Of course, the following could just be a masterfully written put-on. It comes from OverthinkingIt, after all:
Adventure Time’s Amoral Compass
There’s a telling moment in the early Adventure Time episode, ”The Enchiridion,” where Finn meets some gnomes trapped in a lake of fire. He rescues them, of course, because Finn’s a hero, and helping the unfortunate is what heroes do. But as soon as he does, the Gnomes start blowing up old ladies. There’s a message here, I suppose, about the fact that the unfortunate are not necessarily virtuous. But that’s not really what the show is trying to accomplish. Rather, the show is taking an old established fairy-tale plot and turning it on its head. The way the plot’s supposed to work (as it does in fairy tales like “Diamonds and Toads,” “The Mouse and the Lion,” and countless others), is that Finn goes out of his way to help the gnomes in act one, and then they show up in the nick of time to help him out in act three. Not so in this case: instead, they turn out to be psychopaths, and Jake stuffs them right back into the lava. The same plot, and the same reversal, inform the episode “Freak City,” in which Finn meets a hobo who asks him for food. Finn only has a sugar cube, which he’s loath to part with because he’s “freaking all about sugar.” But he’s even more all about helping people, and besides, as Finn puts it, the hobo is “probably secretly an elf who will reward us for being nice.” As it turns out, the hobo is the Magic Man, and rather than rewarding Finn, he curses him, turning him into a giant foot. Like many fairy-tale curses, this one can’t be reversed until Finn learns a valuable life lesson. But in this case, the lesson is that the Magic Man is a total jerk.

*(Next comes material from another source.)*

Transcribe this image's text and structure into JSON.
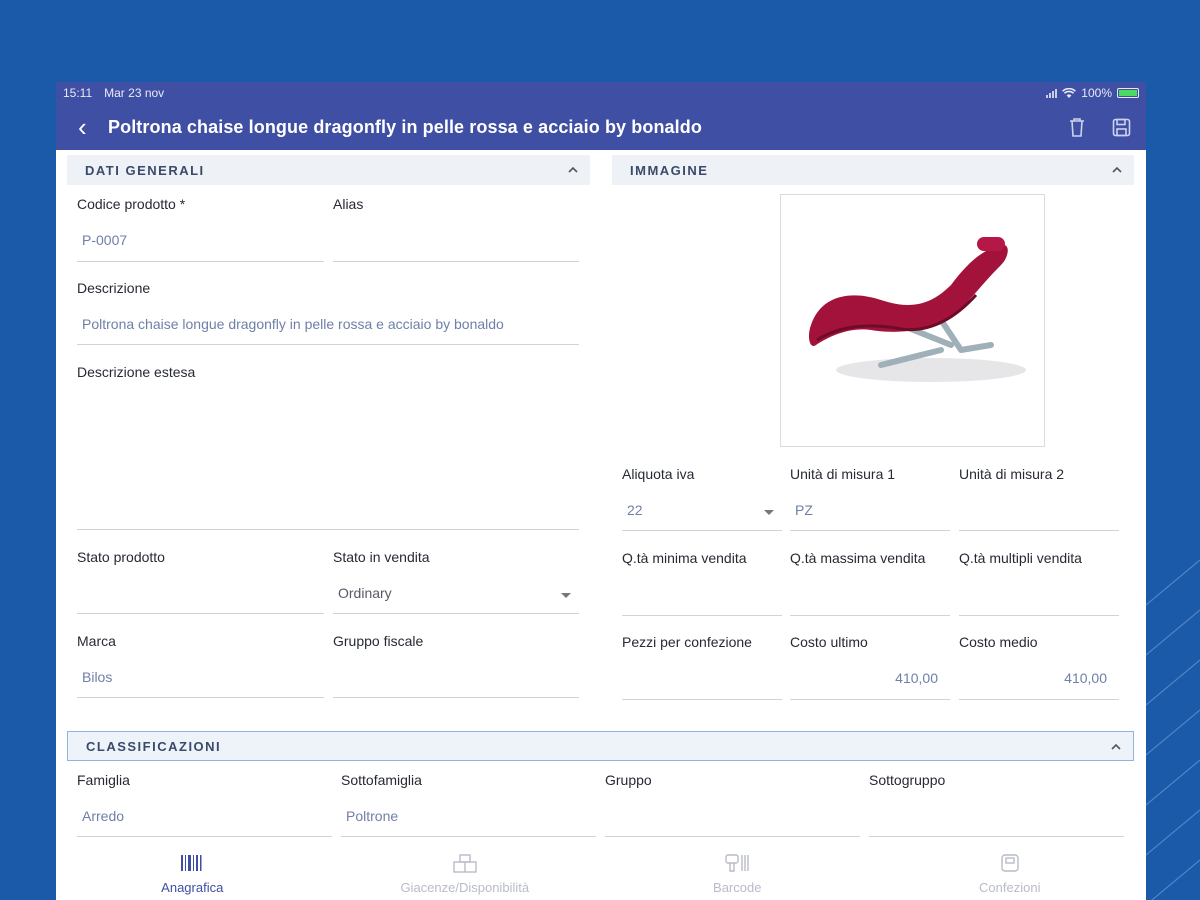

This kind of treatment of standard children’s plots is endemic to the show, at least in its first season (which, in that it’s all that’s on Netflix, is all that I’ve seen). In “Tree Trunks,” Finn and Jake go on an adventure with their pal Tree Trunks, who looks like a tiny, wrinkly yellow elephant, and talks and acts like Rose from the Golden Girls. At first, Finn and Jake are anxious about adventuring with her, because she’s an old lady with no combat skills and a weak heart. But when they encounter a menacing wall of flesh, Tree Trunks realizes that it’s not a bad wall at all: it just needs a little love. She gives it some stickers,

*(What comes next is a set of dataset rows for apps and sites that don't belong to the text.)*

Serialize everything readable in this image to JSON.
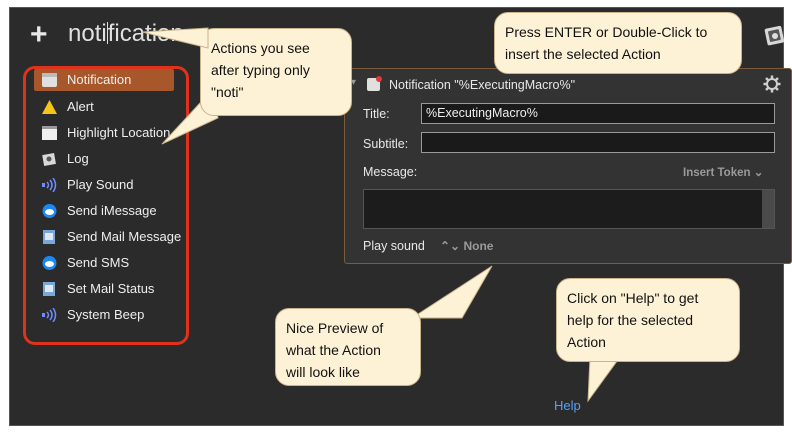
{
  "search": {
    "plus": "+",
    "typed": "noti",
    "rest": "fication"
  },
  "actions": [
    {
      "label": "Notification",
      "icon": "notification-icon",
      "selected": true
    },
    {
      "label": "Alert",
      "icon": "alert-icon"
    },
    {
      "label": "Highlight Location",
      "icon": "highlight-location-icon"
    },
    {
      "label": "Log",
      "icon": "log-icon"
    },
    {
      "label": "Play Sound",
      "icon": "speaker-icon"
    },
    {
      "label": "Send iMessage",
      "icon": "imessage-icon"
    },
    {
      "label": "Send Mail Message",
      "icon": "mail-icon"
    },
    {
      "label": "Send SMS",
      "icon": "imessage-icon"
    },
    {
      "label": "Set Mail Status",
      "icon": "mail-icon"
    },
    {
      "label": "System Beep",
      "icon": "speaker-icon"
    }
  ],
  "preview": {
    "title": "Notification \"%ExecutingMacro%\"",
    "title_label": "Title:",
    "title_value": "%ExecutingMacro%",
    "subtitle_label": "Subtitle:",
    "subtitle_value": "",
    "message_label": "Message:",
    "insert_token": "Insert Token ⌄",
    "play_sound_label": "Play sound",
    "play_sound_value": "⌃⌄ None"
  },
  "help": "Help",
  "callouts": {
    "actions": [
      "Actions you see",
      "after typing only",
      "\"noti\""
    ],
    "enter": [
      "Press ENTER or Double-Click to",
      "insert the selected Action"
    ],
    "preview": [
      "Nice Preview of",
      "what the Action",
      "will look like"
    ],
    "help": [
      "Click on \"Help\" to get",
      "help for the selected",
      "Action"
    ]
  },
  "colors": {
    "background": "#2b2b2b",
    "selection": "#a8572a",
    "highlight_border": "#e0321b",
    "callout": "#fdf2d6",
    "link": "#4ea3ff"
  }
}
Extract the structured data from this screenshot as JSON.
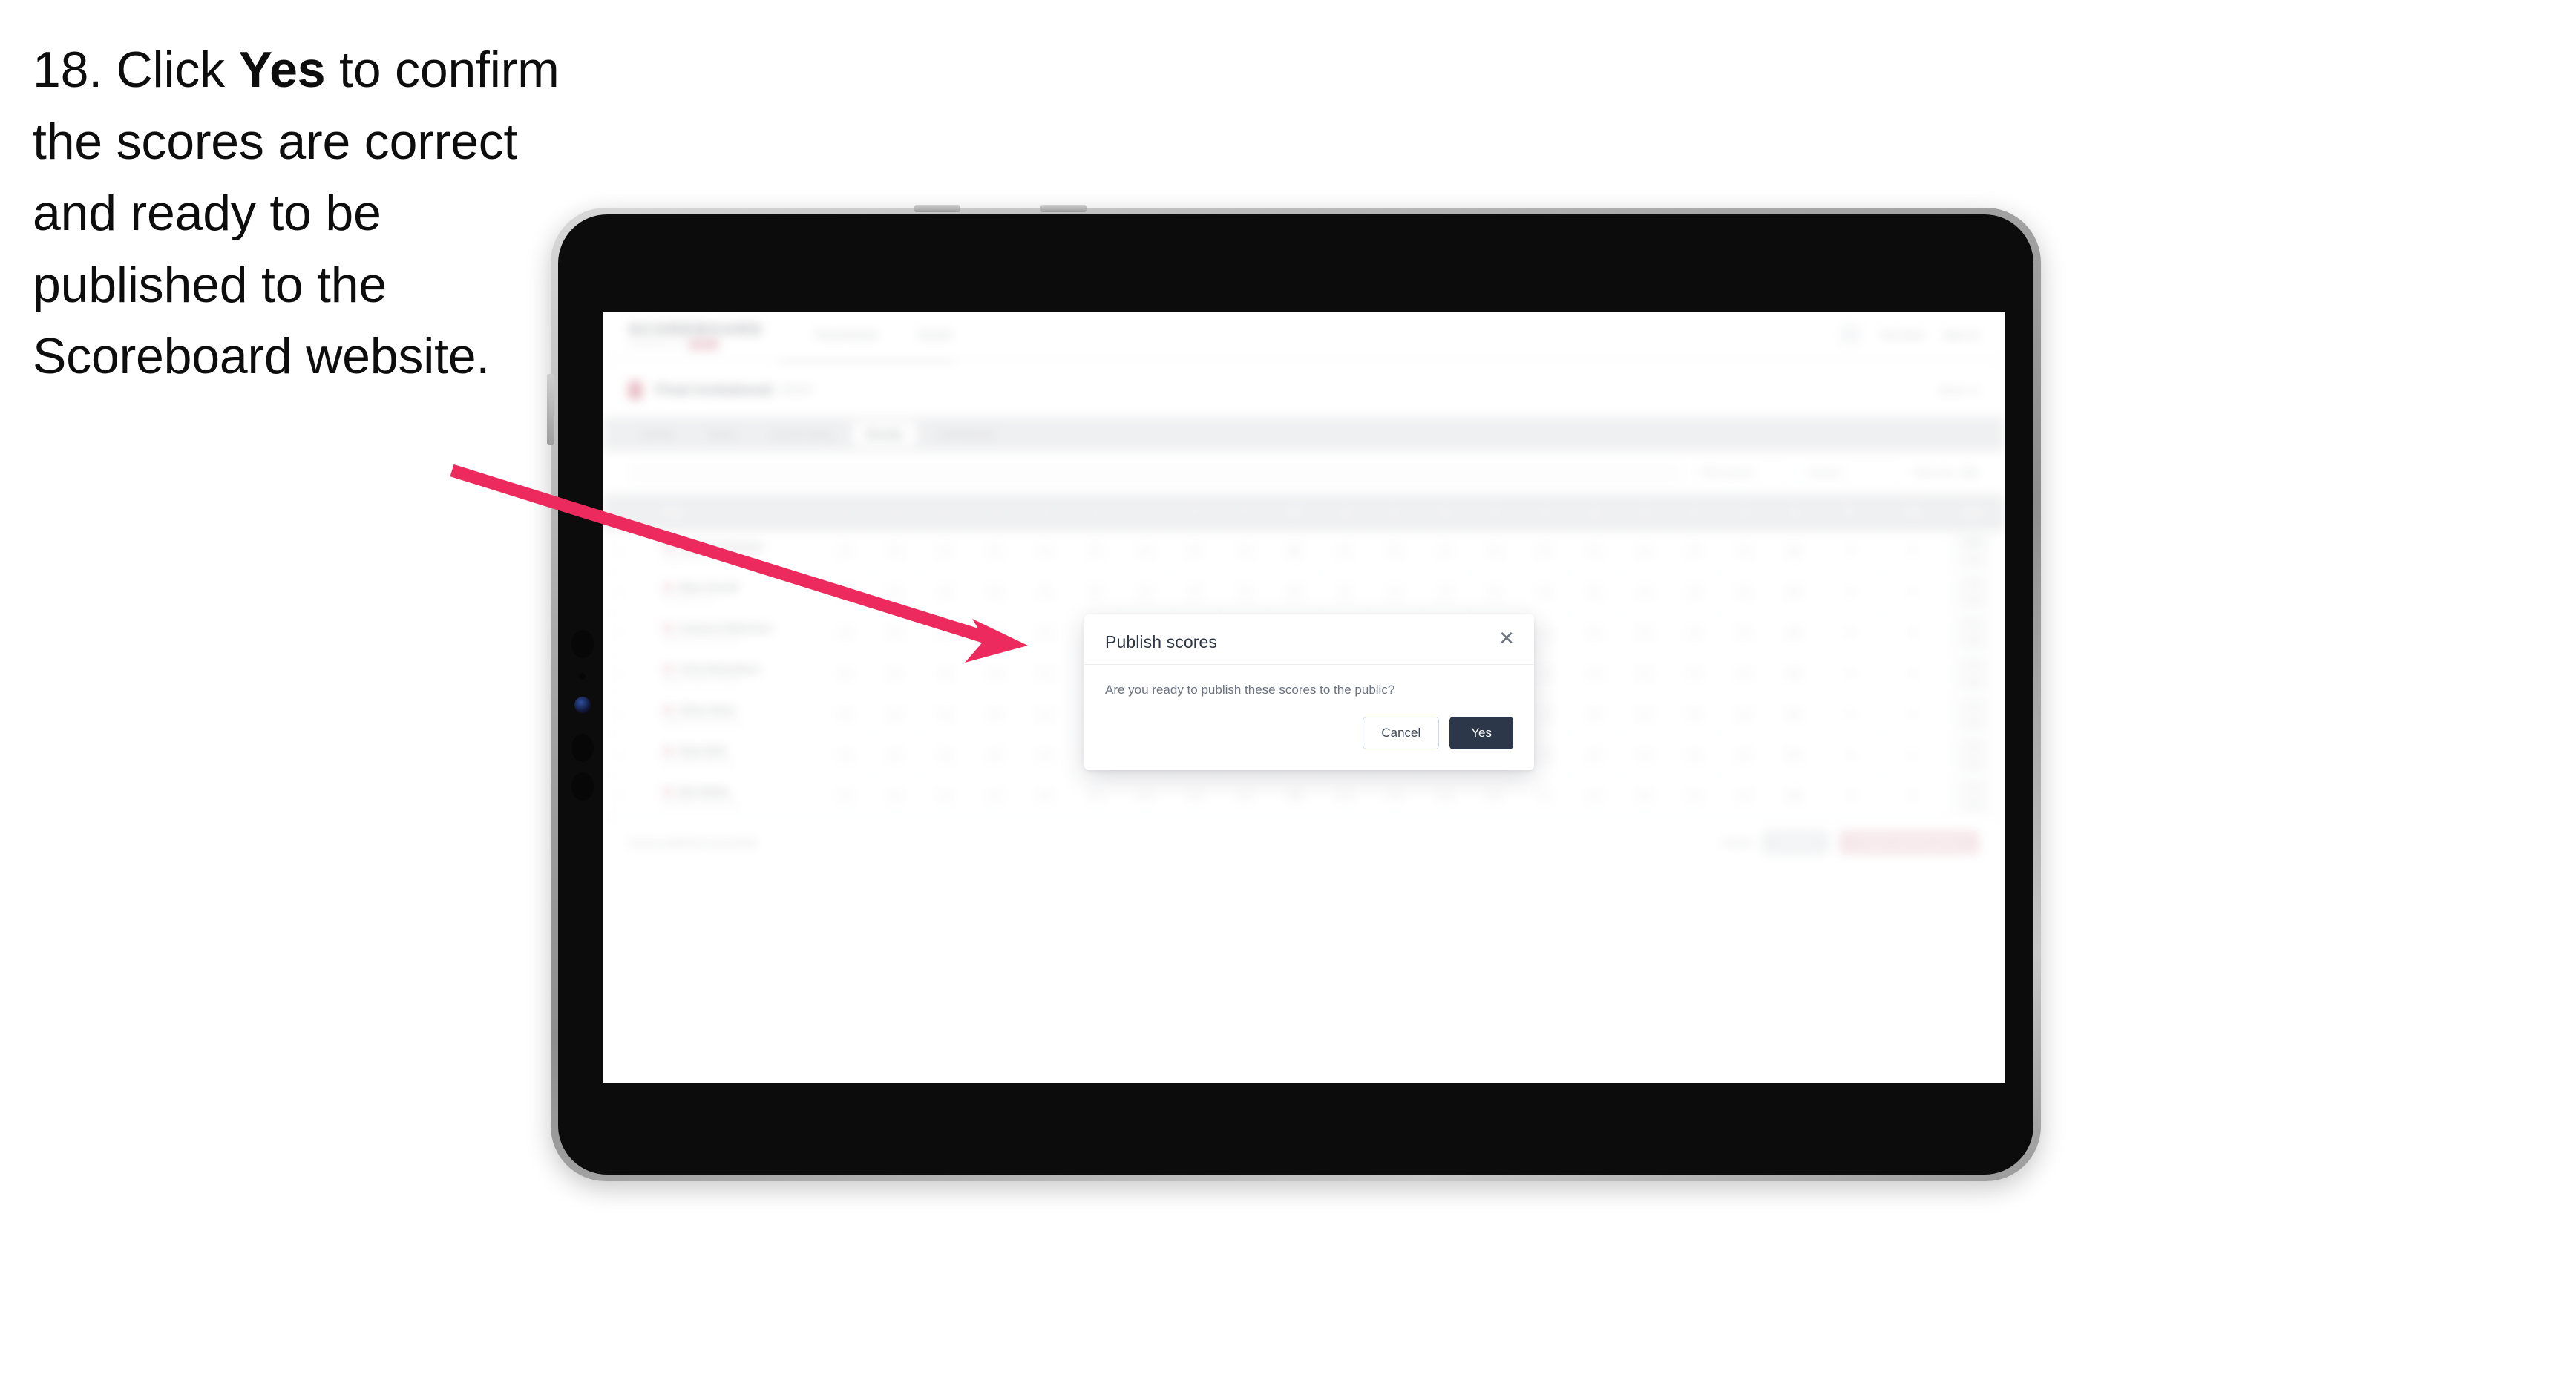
{
  "instruction": {
    "number": "18.",
    "lead": "Click",
    "emphasis": "Yes",
    "rest": "to confirm the scores are correct and ready to be published to the Scoreboard website."
  },
  "colors": {
    "arrow": "#ED2A5E",
    "primary_button": "#2C3749",
    "brand_accent": "#F5536F",
    "tablet_frame": "#9A9A9A",
    "bezel": "#0C0C0C"
  },
  "app": {
    "brand": {
      "name": "SCOREBOARD",
      "subtitle": "POWERED BY",
      "chip": "GOLF"
    },
    "nav": [
      "Tournaments",
      "Events"
    ],
    "account": {
      "icon": "user-avatar-icon",
      "user": "Tom Davis",
      "signout": "Sign out"
    },
    "event": {
      "flag_icon": "flag-icon",
      "name": "Final Invitational",
      "year": "2024",
      "right_label": "Week 12"
    },
    "tabs": [
      {
        "label": "Details",
        "active": false
      },
      {
        "label": "Teams",
        "active": false
      },
      {
        "label": "Course Setup",
        "active": false
      },
      {
        "label": "Results",
        "active": true
      },
      {
        "label": "Leaderboard",
        "active": false
      }
    ],
    "filters": {
      "search_placeholder": "Search players",
      "selects": [
        "Filter by team",
        "Round 1"
      ],
      "toggle_label": "Totals only"
    },
    "table": {
      "columns": [
        {
          "label": "",
          "type": "select"
        },
        {
          "label": "Player",
          "type": "player"
        },
        {
          "label": "1",
          "type": "hole"
        },
        {
          "label": "2",
          "type": "hole"
        },
        {
          "label": "3",
          "type": "hole"
        },
        {
          "label": "4",
          "type": "hole"
        },
        {
          "label": "5",
          "type": "hole"
        },
        {
          "label": "6",
          "type": "hole"
        },
        {
          "label": "7",
          "type": "hole"
        },
        {
          "label": "8",
          "type": "hole"
        },
        {
          "label": "9",
          "type": "hole"
        },
        {
          "label": "OUT",
          "type": "sub"
        },
        {
          "label": "10",
          "type": "hole"
        },
        {
          "label": "11",
          "type": "hole"
        },
        {
          "label": "12",
          "type": "hole"
        },
        {
          "label": "13",
          "type": "hole"
        },
        {
          "label": "14",
          "type": "hole"
        },
        {
          "label": "15",
          "type": "hole"
        },
        {
          "label": "16",
          "type": "hole"
        },
        {
          "label": "17",
          "type": "hole"
        },
        {
          "label": "18",
          "type": "hole"
        },
        {
          "label": "IN",
          "type": "sub"
        },
        {
          "label": "R1",
          "type": "round"
        },
        {
          "label": "Total",
          "type": "total"
        },
        {
          "label": "Status",
          "type": "status"
        }
      ],
      "rows": [
        {
          "player": "Spencer Thomsen",
          "club": "Oakdale Golf Club",
          "scores": [
            "4",
            "5",
            "3",
            "4",
            "4",
            "5",
            "4",
            "3",
            "4",
            "36",
            "4",
            "5",
            "4",
            "3",
            "5",
            "4",
            "4",
            "3",
            "4",
            "36"
          ],
          "r1": "72",
          "total": "72",
          "status": [
            "PAR",
            "72"
          ]
        },
        {
          "player": "Rhys Parnell",
          "club": "Crestview Links",
          "scores": [
            "5",
            "4",
            "4",
            "3",
            "5",
            "4",
            "4",
            "4",
            "4",
            "37",
            "5",
            "4",
            "3",
            "4",
            "4",
            "5",
            "4",
            "4",
            "4",
            "37"
          ],
          "r1": "74",
          "total": "74",
          "status": [
            "+2",
            "74"
          ]
        },
        {
          "player": "Cameron Robertson",
          "club": "Pinehurst Country Club",
          "scores": [
            "4",
            "4",
            "3",
            "5",
            "4",
            "4",
            "5",
            "3",
            "4",
            "36",
            "4",
            "4",
            "4",
            "4",
            "5",
            "4",
            "3",
            "4",
            "5",
            "37"
          ],
          "r1": "73",
          "total": "73",
          "status": [
            "+1",
            "73"
          ]
        },
        {
          "player": "Chris Richardson",
          "club": "Bayview Golf & Country",
          "scores": [
            "4",
            "5",
            "4",
            "4",
            "4",
            "5",
            "4",
            "4",
            "3",
            "37",
            "4",
            "5",
            "4",
            "4",
            "4",
            "4",
            "4",
            "4",
            "4",
            "37"
          ],
          "r1": "74",
          "total": "74",
          "status": [
            "+2",
            "74"
          ]
        },
        {
          "player": "Oliver Short",
          "club": "Highland Park Golf Club",
          "scores": [
            "5",
            "4",
            "4",
            "4",
            "5",
            "4",
            "4",
            "3",
            "4",
            "37",
            "5",
            "4",
            "4",
            "4",
            "4",
            "5",
            "4",
            "3",
            "4",
            "37"
          ],
          "r1": "74",
          "total": "74",
          "status": [
            "+2",
            "74"
          ]
        },
        {
          "player": "Ryan Britt",
          "club": "Riverstone Golf Links",
          "scores": [
            "4",
            "4",
            "4",
            "4",
            "4",
            "5",
            "5",
            "4",
            "4",
            "38",
            "4",
            "4",
            "5",
            "4",
            "4",
            "4",
            "4",
            "4",
            "4",
            "37"
          ],
          "r1": "75",
          "total": "75",
          "status": [
            "+3",
            "75"
          ]
        },
        {
          "player": "Ben Bailey",
          "club": "Sandhills Country Club",
          "scores": [
            "4",
            "5",
            "4",
            "4",
            "5",
            "4",
            "4",
            "4",
            "4",
            "38",
            "4",
            "4",
            "4",
            "5",
            "4",
            "4",
            "5",
            "4",
            "4",
            "38"
          ],
          "r1": "76",
          "total": "76",
          "status": [
            "+4",
            "76"
          ]
        }
      ]
    },
    "footer": {
      "note": "Scores published successfully",
      "link": "Cancel",
      "secondary": "Save all",
      "primary": "Publish and lock scores"
    }
  },
  "modal": {
    "title": "Publish scores",
    "close_icon": "close-icon",
    "body": "Are you ready to publish these scores to the public?",
    "cancel_label": "Cancel",
    "confirm_label": "Yes"
  }
}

it learns the error of its ways, befriends them, and then in the third act comes back toscratch all of that, after she gives it the stickers, it tries to eat her, and Finn and Jake have to kill it with violence. In “The Witch’s Garden,” Jake loses his magical powers because he steals a donut from a witch. All he has to do to get them back is apologize, but he’s too proud to do that. Eventually Finn gets in serious trouble, and Jake weeps tears of remorse in front of the witch, who tells him he’s learned his lesson and grants him his powers — at which point he knocks her down, steals another donut, and runs off to save Jake, proudly shouting “I’ve learned nothing!” In “Finn Meets his Hero,” Finn decides that rather than jump-kicking evil in the face, he’s going to try to find nonviolent ways to help people in his community. This goes UNREASONABLY poorly, and causes no end of destruction. Contrariwise, in “Henchman,” Finn is forced to help the Vampire Queen Marceline carry out a series of apparently evil actions (such as raising an army of the undead), which all wind up making people happier.

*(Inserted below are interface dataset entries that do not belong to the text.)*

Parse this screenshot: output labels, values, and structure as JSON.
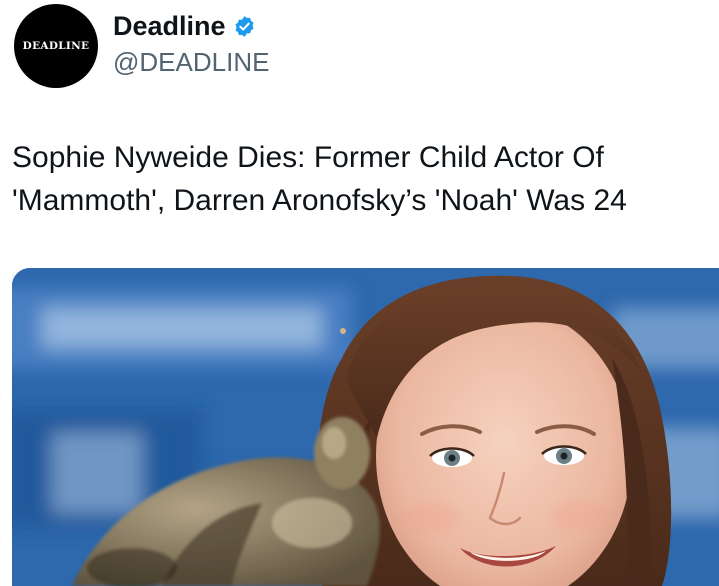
{
  "account": {
    "avatar_text": "DEADLINE",
    "display_name": "Deadline",
    "handle": "@DEADLINE",
    "verified_icon": "verified-badge-icon",
    "verified_color": "#1d9bf0"
  },
  "post": {
    "headline": "Sophie Nyweide Dies: Former Child Actor Of 'Mammoth', Darren Aronofsky’s 'Noah' Was 24"
  },
  "media": {
    "backdrop_color": "#2a64a8"
  }
}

Adventure Time hits this particular note so frequently, and so hard, that it would be easy to read the show as a kind of libertarian fable about the law of unintended consequences. Ameliorist, interventionist social policies just end up hurting the very segments of society that they were trying to benefit. If Donny the Grass Ogre is pulling vicious pranks on a village full of tiny house-people, we can try to reform Donny by giving him an education, pants, and a future… but it will turn out that Donny’s body odor was the only thing protecting the house-people from a far more dangerous antagonist, a pack of Why-Wolves. (For Donny, read “Avon Barksdale.” For “tiny house-people,” read Baltimore. For Why-Wolves, read “Marlo.”) The only intervention that has never backfired on Finn and Jake is physical violence, which is in keeping with the sort of libertarian ideology that wants a miniscule federal government with a whopping defense budget.
But I don’t think the show is really libertarian, deep down. (We see the failure of ameliorist policies, but we don’t see the free market providing a solution to the same set of problems.) Rather, the driving message seems to be that, because trying will only make things worse, we are morally licensed to not try. Confronted with a problem like Donny the Ogre — a transparent allegory for urban blight — the appropriate response is to ignore it and go blithely on your way. (This is arguably a canny message for a franchise that depends on it’s audience deciding to get high and watch cartoons all day.) And even this is probably reading too much into the show. The constant reversal of standard fairy-tale plots is probably motivated by nothing more than a sense of formalist play. The show is anti-ameliorist, and promotes slacking, precisely because actual fairy tales are rigorously ameliorist, and promote action. The reversals aren’t really meant to have meaning: they’re reversals for reversal’s sake, because reversals are awesome and funny.
Whoa! Those are some long paragraphs, huh, podners?